kake: The word "菜單" (Chinese for "menu") in various shades of purple. (菜單)
[personal profile] kake

One of the first characters I learned when I started teaching myself to read menus was 肉 (ròu in pinyin, pronounced to rhyme with "oh"). It basically means "meat" — and when the type of meat isn't specified, it almost always means pork.

In the context of the Chinese menu, the most important words including this character are:

牛肉 — niú ròu — beef
羊肉 — yáng ròu — lamb

There's also 豬肉 — zhū ròu — which is the explicit way to say "pork", but as mentioned above, the 豬 is usually left implicit

You don't need to worry too much about pronouncing things right at this stage, but if you're interested, the approximate pronunciations are nyoh roh, yang roh, and djoo roh.

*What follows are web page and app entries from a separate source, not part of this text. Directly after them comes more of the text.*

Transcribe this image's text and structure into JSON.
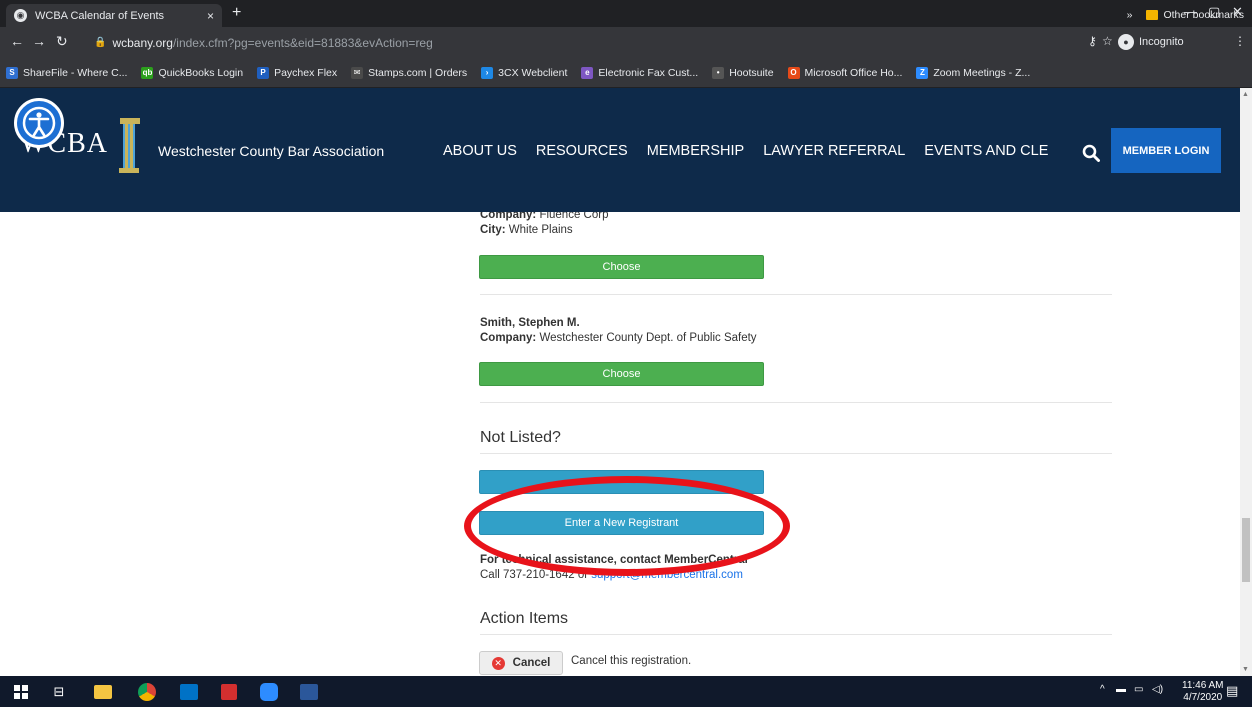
{
  "browser": {
    "tab_title": "WCBA Calendar of Events",
    "tab_close": "×",
    "new_tab": "+",
    "url_host": "wcbany.org",
    "url_path": "/index.cfm?pg=events&eid=81883&evAction=reg",
    "incognito_label": "Incognito"
  },
  "bookmarks": [
    {
      "label": "ShareFile - Where C...",
      "color": "#2f6fd1",
      "glyph": "S"
    },
    {
      "label": "QuickBooks Login",
      "color": "#2ca01c",
      "glyph": "qb"
    },
    {
      "label": "Paychex Flex",
      "color": "#1f5fbf",
      "glyph": "P"
    },
    {
      "label": "Stamps.com | Orders",
      "color": "#4a4a4a",
      "glyph": "✉"
    },
    {
      "label": "3CX Webclient",
      "color": "#1e88e5",
      "glyph": "›"
    },
    {
      "label": "Electronic Fax Cust...",
      "color": "#7e57c2",
      "glyph": "e"
    },
    {
      "label": "Hootsuite",
      "color": "#555555",
      "glyph": "•"
    },
    {
      "label": "Microsoft Office Ho...",
      "color": "#e64a19",
      "glyph": "O"
    },
    {
      "label": "Zoom Meetings - Z...",
      "color": "#2d8cff",
      "glyph": "Z"
    }
  ],
  "bookmarks_right": {
    "more": "»",
    "other": "Other bookmarks"
  },
  "site": {
    "logo": "WCBA",
    "association": "Westchester County Bar Association",
    "nav": [
      "ABOUT US",
      "RESOURCES",
      "MEMBERSHIP",
      "LAWYER REFERRAL",
      "EVENTS AND CLE"
    ],
    "member_login": "MEMBER LOGIN"
  },
  "registrants": {
    "first": {
      "company_label": "Company:",
      "company": "Fluence Corp",
      "city_label": "City:",
      "city": "White Plains",
      "choose": "Choose"
    },
    "second": {
      "name": "Smith, Stephen M.",
      "company_label": "Company:",
      "company": "Westchester County Dept. of Public Safety",
      "choose": "Choose"
    }
  },
  "not_listed": {
    "title": "Not Listed?",
    "enter_new": "Enter a New Registrant"
  },
  "support": {
    "heading": "For technical assistance, contact MemberCentral",
    "call_prefix": "Call 737-210-1642 or ",
    "email": "support@membercentral.com"
  },
  "actions": {
    "title": "Action Items",
    "cancel": "Cancel",
    "cancel_desc": "Cancel this registration."
  },
  "taskbar": {
    "time": "11:46 AM",
    "date": "4/7/2020"
  }
}
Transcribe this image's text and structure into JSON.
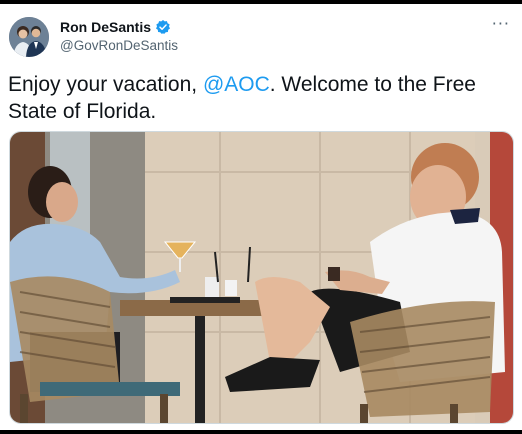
{
  "tweet": {
    "author_name": "Ron DeSantis",
    "handle": "@GovRonDeSantis",
    "verified": true,
    "text_before": "Enjoy your vacation, ",
    "mention": "@AOC",
    "text_after": ". Welcome to the Free State of Florida.",
    "more_icon": "more-horizontal-icon"
  },
  "colors": {
    "link": "#1d9bf0",
    "text": "#0f1419",
    "secondary": "#536471",
    "verified": "#1d9bf0"
  }
}
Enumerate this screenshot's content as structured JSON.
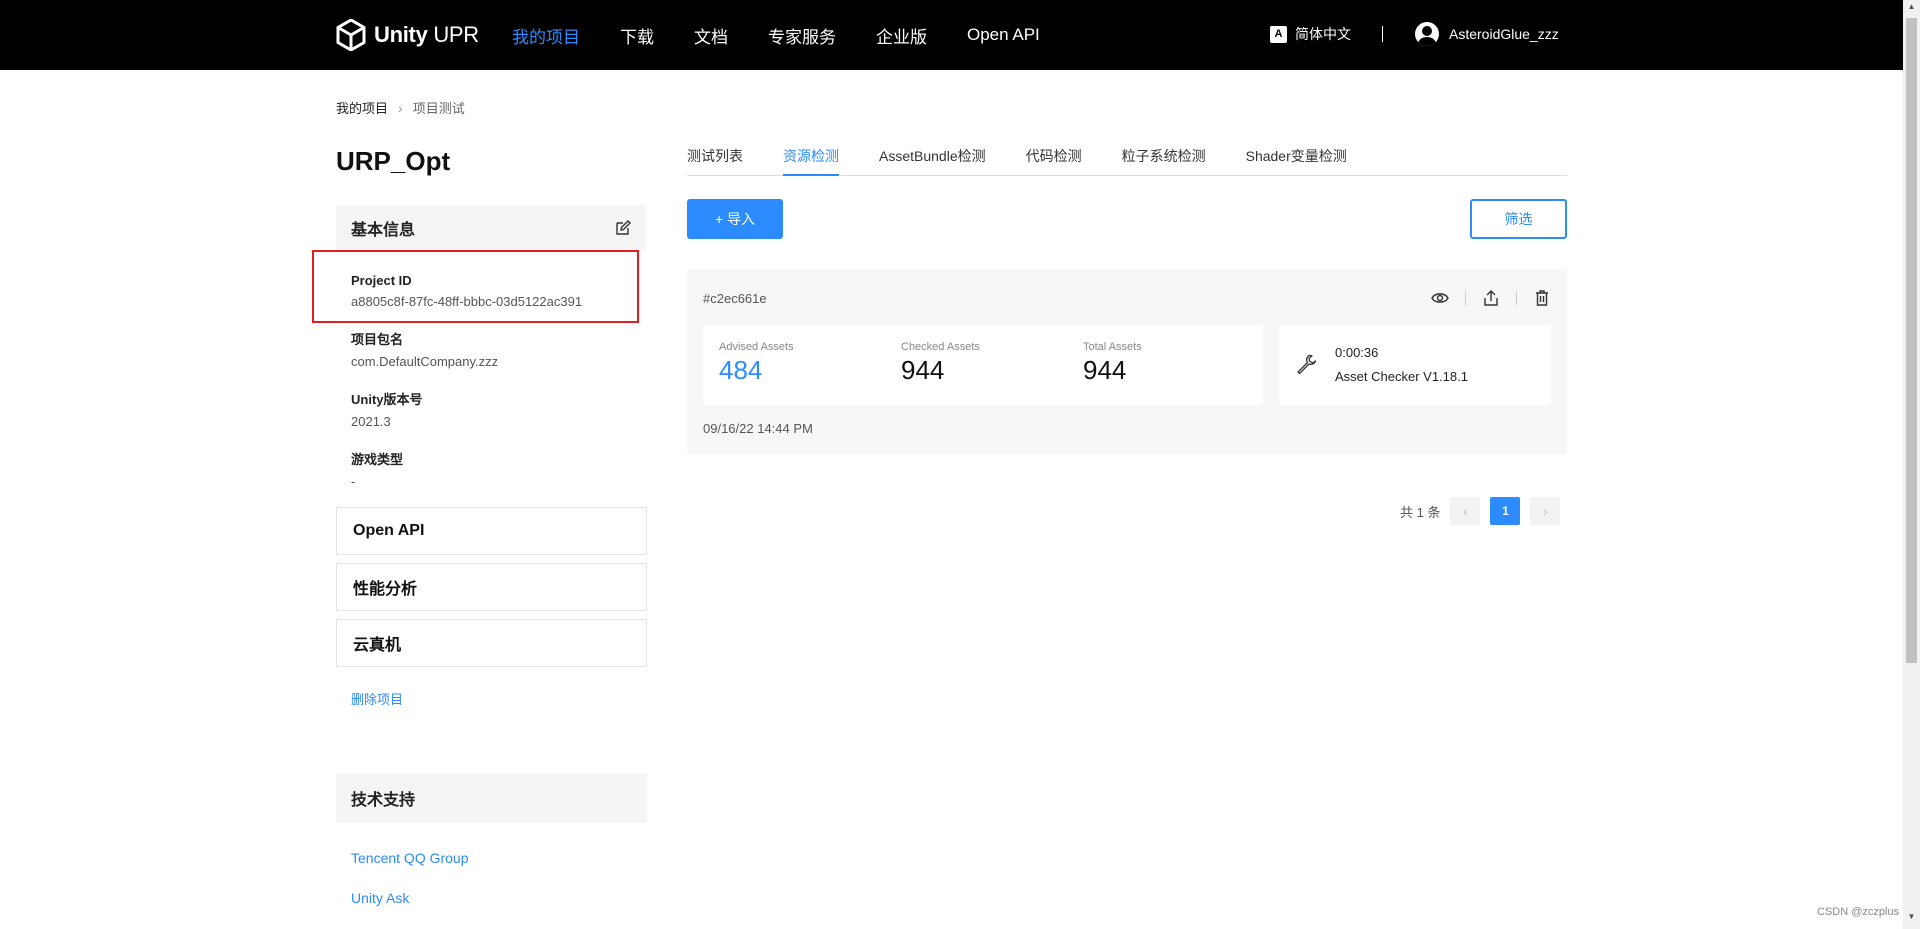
{
  "header": {
    "logo_text": "Unity",
    "logo_suffix": "UPR",
    "nav": [
      "我的项目",
      "下载",
      "文档",
      "专家服务",
      "企业版",
      "Open API"
    ],
    "language": "简体中文",
    "lang_icon": "A",
    "username": "AsteroidGlue_zzz"
  },
  "breadcrumb": {
    "root": "我的项目",
    "current": "项目测试"
  },
  "project": {
    "title": "URP_Opt"
  },
  "basic_info": {
    "title": "基本信息",
    "fields": [
      {
        "label": "Project ID",
        "value": "a8805c8f-87fc-48ff-bbbc-03d5122ac391"
      },
      {
        "label": "项目包名",
        "value": "com.DefaultCompany.zzz"
      },
      {
        "label": "Unity版本号",
        "value": "2021.3"
      },
      {
        "label": "游戏类型",
        "value": "-"
      }
    ]
  },
  "sections": [
    "Open API",
    "性能分析",
    "云真机"
  ],
  "delete_label": "删除项目",
  "support": {
    "title": "技术支持",
    "links": [
      "Tencent QQ Group",
      "Unity Ask"
    ]
  },
  "tabs": [
    "测试列表",
    "资源检测",
    "AssetBundle检测",
    "代码检测",
    "粒子系统检测",
    "Shader变量检测"
  ],
  "active_tab": "资源检测",
  "import_label": "+ 导入",
  "filter_label": "筛选",
  "report": {
    "id": "#c2ec661e",
    "stats": [
      {
        "label": "Advised Assets",
        "value": "484"
      },
      {
        "label": "Checked Assets",
        "value": "944"
      },
      {
        "label": "Total Assets",
        "value": "944"
      }
    ],
    "duration": "0:00:36",
    "tool": "Asset Checker V1.18.1",
    "date": "09/16/22 14:44 PM"
  },
  "pagination": {
    "total": "共 1 条",
    "current_page": "1",
    "prev": "‹",
    "next": "›"
  },
  "watermark": "CSDN @zczplus",
  "colors": {
    "accent": "#2b8bff",
    "highlight": "#e02020",
    "topbar": "#000000"
  }
}
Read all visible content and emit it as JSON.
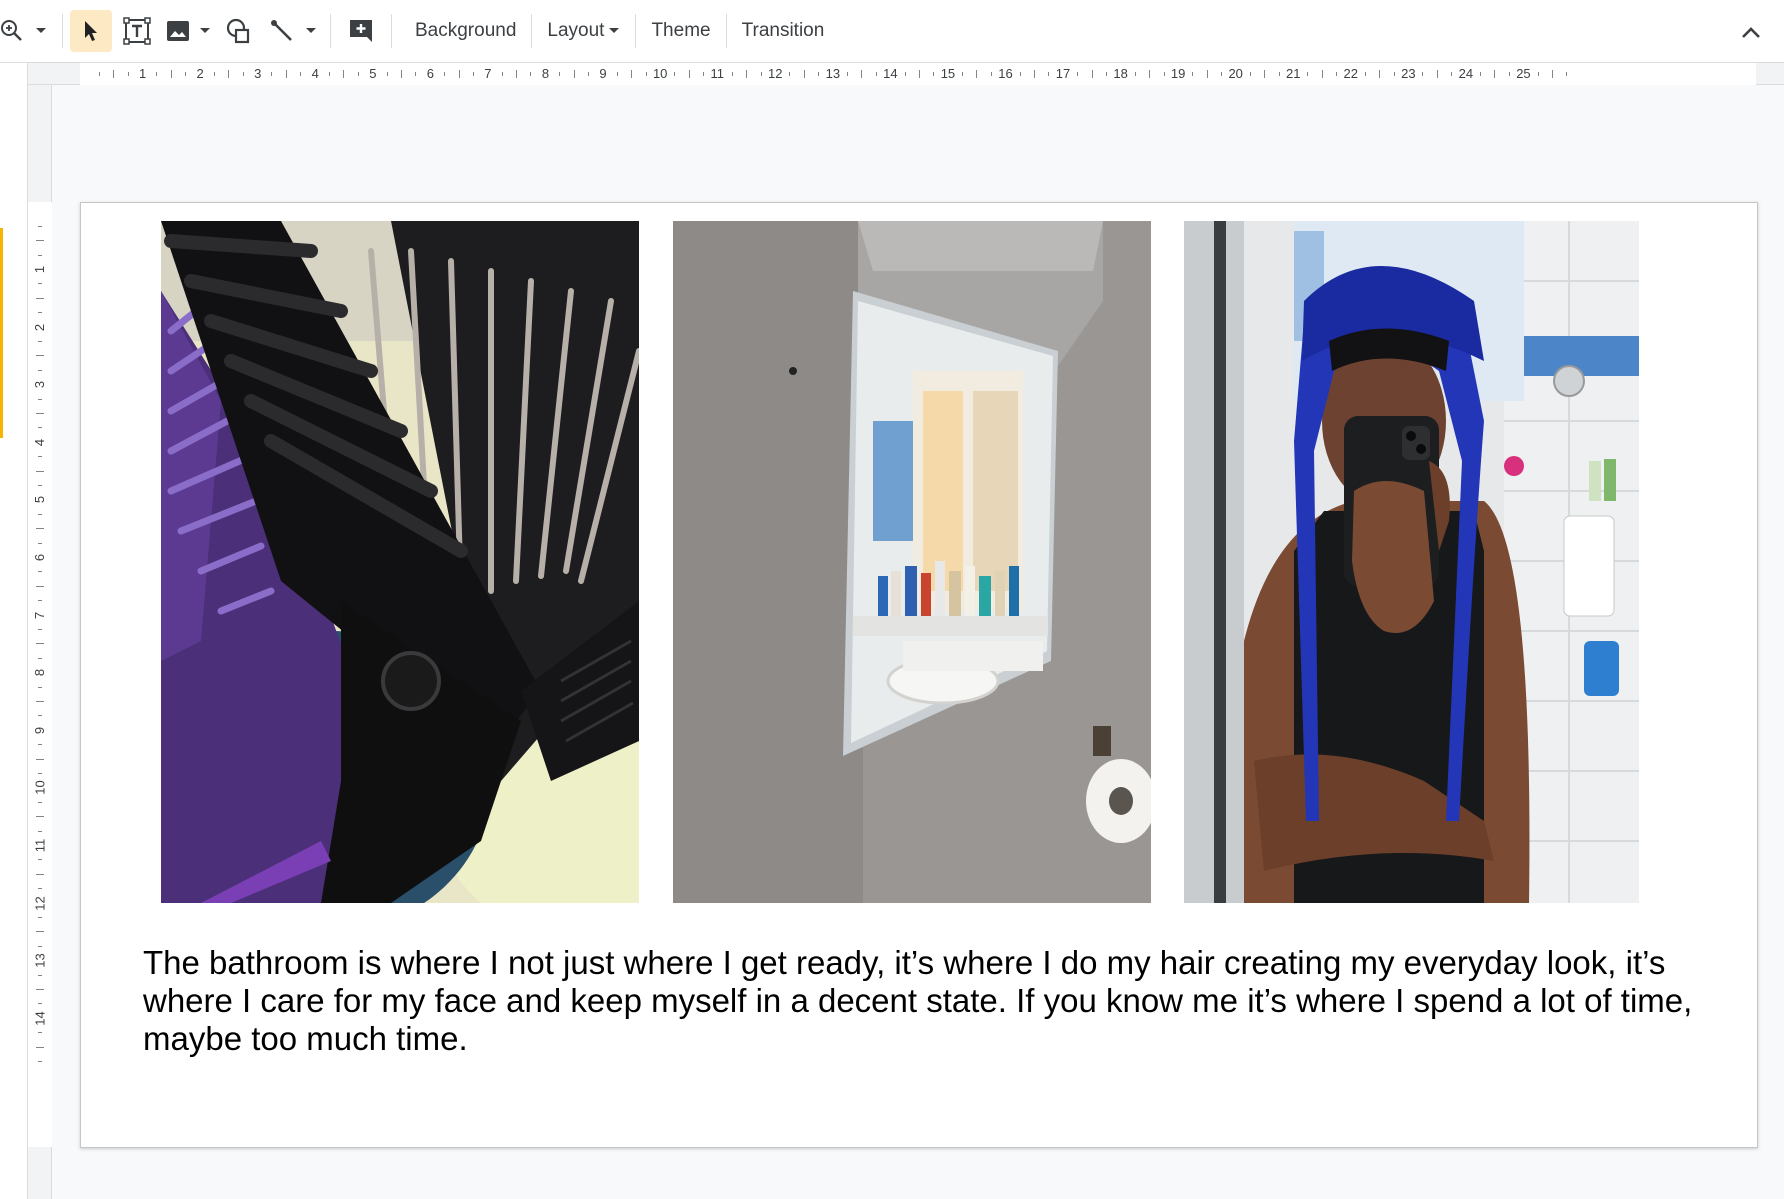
{
  "toolbar": {
    "icons": [
      "zoom-icon",
      "chevron-down-icon",
      "select-cursor-icon",
      "text-box-icon",
      "image-icon",
      "shape-icon",
      "line-icon",
      "new-comment-icon",
      "chevron-up-icon"
    ],
    "background_label": "Background",
    "layout_label": "Layout",
    "theme_label": "Theme",
    "transition_label": "Transition",
    "active_tool": "select"
  },
  "rulers": {
    "horizontal": [
      "1",
      "2",
      "3",
      "4",
      "5",
      "6",
      "7",
      "8",
      "9",
      "10",
      "11",
      "12",
      "13",
      "14",
      "15",
      "16",
      "17",
      "18",
      "19",
      "20",
      "21",
      "22",
      "23",
      "24",
      "25"
    ],
    "vertical": [
      "1",
      "2",
      "3",
      "4",
      "5",
      "6",
      "7",
      "8",
      "9",
      "10",
      "11",
      "12",
      "13",
      "14"
    ]
  },
  "slide": {
    "photos": [
      {
        "name": "photo-combs",
        "subject": "black and purple hair combs"
      },
      {
        "name": "photo-bathroom-mirror",
        "subject": "bathroom mirror cabinet and toilet roll"
      },
      {
        "name": "photo-mirror-selfie",
        "subject": "mirror selfie wearing blue durag"
      }
    ],
    "caption": "The bathroom is where I not just where I get ready, it’s where I do my hair creating my everyday look, it’s where I care for my face and keep myself in a decent state. If you know me it’s where I spend a lot of time, maybe too much time."
  },
  "colors": {
    "accent": "#f4b400",
    "active_tool_bg": "#fde9c4",
    "toolbar_text": "#3c4043",
    "canvas_bg": "#f8f9fa"
  }
}
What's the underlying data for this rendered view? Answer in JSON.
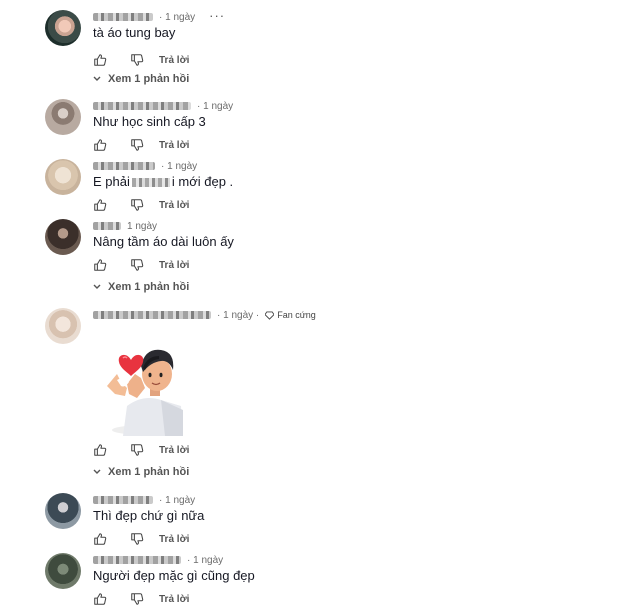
{
  "labels": {
    "reply": "Trả lời",
    "view_replies": "Xem 1 phản hồi",
    "more": "···"
  },
  "comments": [
    {
      "time": "· 1 ngày",
      "text": "tà áo tung bay",
      "name_width": 60
    },
    {
      "time": "· 1 ngày",
      "text": "Như học sinh cấp 3",
      "name_width": 98
    },
    {
      "time": "· 1 ngày",
      "text_before": "E phải",
      "text_after": "i mới đẹp .",
      "name_width": 62
    },
    {
      "time": "1 ngày",
      "text": "Nâng tầm áo dài luôn ấy",
      "name_width": 28
    },
    {
      "time": "· 1 ngày ·",
      "badge": "Fan cứng",
      "text": "",
      "name_width": 118
    },
    {
      "time": "· 1 ngày",
      "text": "Thì đẹp chứ gì nữa",
      "name_width": 60
    },
    {
      "time": "· 1 ngày",
      "text": "Người đẹp mặc gì cũng đẹp",
      "name_width": 88
    }
  ],
  "colors": {
    "text": "#161823",
    "muted": "#6b6b6b",
    "heart": "#e8333f"
  }
}
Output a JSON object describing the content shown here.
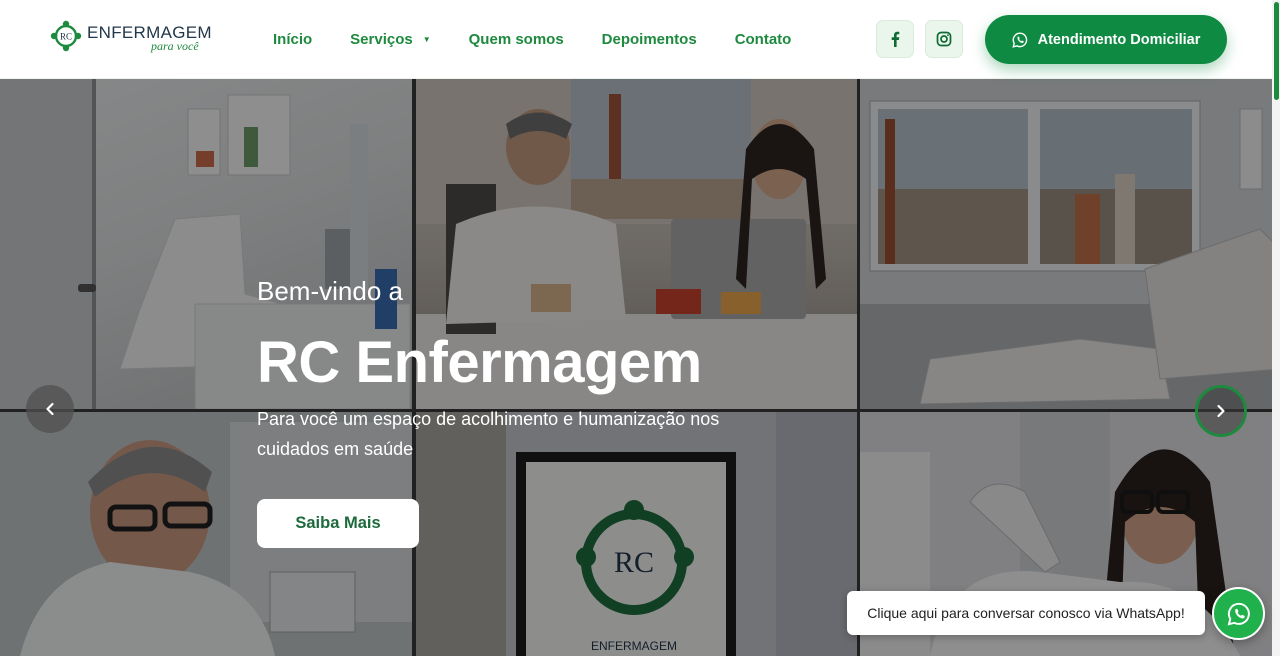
{
  "brand": {
    "logo_name": "ENFERMAGEM",
    "logo_mark_text": "RC",
    "logo_sub": "para você",
    "accent_color": "#1d8a3e",
    "cta_color": "#0f8a42"
  },
  "nav": {
    "items": [
      {
        "label": "Início"
      },
      {
        "label": "Serviços",
        "has_dropdown": true
      },
      {
        "label": "Quem somos"
      },
      {
        "label": "Depoimentos"
      },
      {
        "label": "Contato"
      }
    ]
  },
  "social": {
    "facebook_icon": "facebook-icon",
    "instagram_icon": "instagram-icon"
  },
  "header_cta": {
    "label": "Atendimento Domiciliar",
    "icon": "whatsapp-icon"
  },
  "hero": {
    "pre_title": "Bem-vindo a",
    "title": "RC Enfermagem",
    "description": "Para você um espaço de acolhimento e humanização nos cuidados em saúde",
    "button_label": "Saiba Mais",
    "prev_icon": "chevron-left-icon",
    "next_icon": "chevron-right-icon"
  },
  "whatsapp": {
    "tooltip": "Clique aqui para conversar conosco via WhatsApp!",
    "icon": "whatsapp-icon"
  }
}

Similarly, when you're just starting out with reading Chinese menus, don't worry too much if you have trouble remembering the tone marks. Just bear in mind that they do help determine the meaning of the word; for example, 豬/zhū (first tone) means pig, while 煮/zhǔ (third tone) means to cook, stew, or boil.

Having said that, here's what they mean in terms of pronunciation:

  • the macron on the "ū" of "zhū" means you pronounce it with a high, sustained tone — this is the first tone
  • the acute accent on the "ú" of "niú" and the "á" of "yáng" means you pronounce them with a rising (questioning) tone — this is the second tone
  • the grave accent on the "ò" of "ròu" means you pronounce it with a falling tone — this is the fourth tone

Mandarin has four tones in all; the only one not represented above is the third tone, which is a falling-then-rising tone written with a caron; e.g. ǔ. (See Monday's post for links to a couple of YouTube videos covering tones.)

If you'd like to hear something of how these words sound when spoken, check out this video snippet covering "I like beef; I don't like chicken". Note that while 雞肉 (jī ròu) is used in the video to mean "chicken", on menus you'll often just see 雞 (jī), with the 肉 left implicit.

肉: ròu radical 130 (肉/⺼) Cantodict MandarinTools YellowBridge Zhongwen

If you have any questions or corrections, please leave a comment and let me know (or email me at kake@earth.li). See here for what these posts are all about.

Re: Fifth tone

Date: 2010-04-28 04:30 pm (UTC)
pulchritude: (2)
From: [personal profile] pulchritude
I learned it as 'toneless' and think of it as pronouncing the word...but with its normal tone less emphasized. I think 'taking its pitch from wherever the previous tone in the word/sentence ended up' does describe some instances fairly well.

I'm not sure I'd agree that it's almost not there because it really is, just less emphasized than normal. I am also pretty sure that Standard Mandarin doesn't advocate the elongation - I think it might be a regional thing that is a product of the way one's native topolect is said.

Re: Fifth tone

Date: 2010-04-28 08:51 pm (UTC)
pulchritude: (4)
From: [personal profile] pulchritude

I was thinking about it a bit more - I might also describe it as squeezing the word into half the normal time it usually takes to pronounce it, which because of its nature truncates the sound and causes it to be somewhat toneless.


December 2012


Style Credit

Expand Cut Tags

No cut tags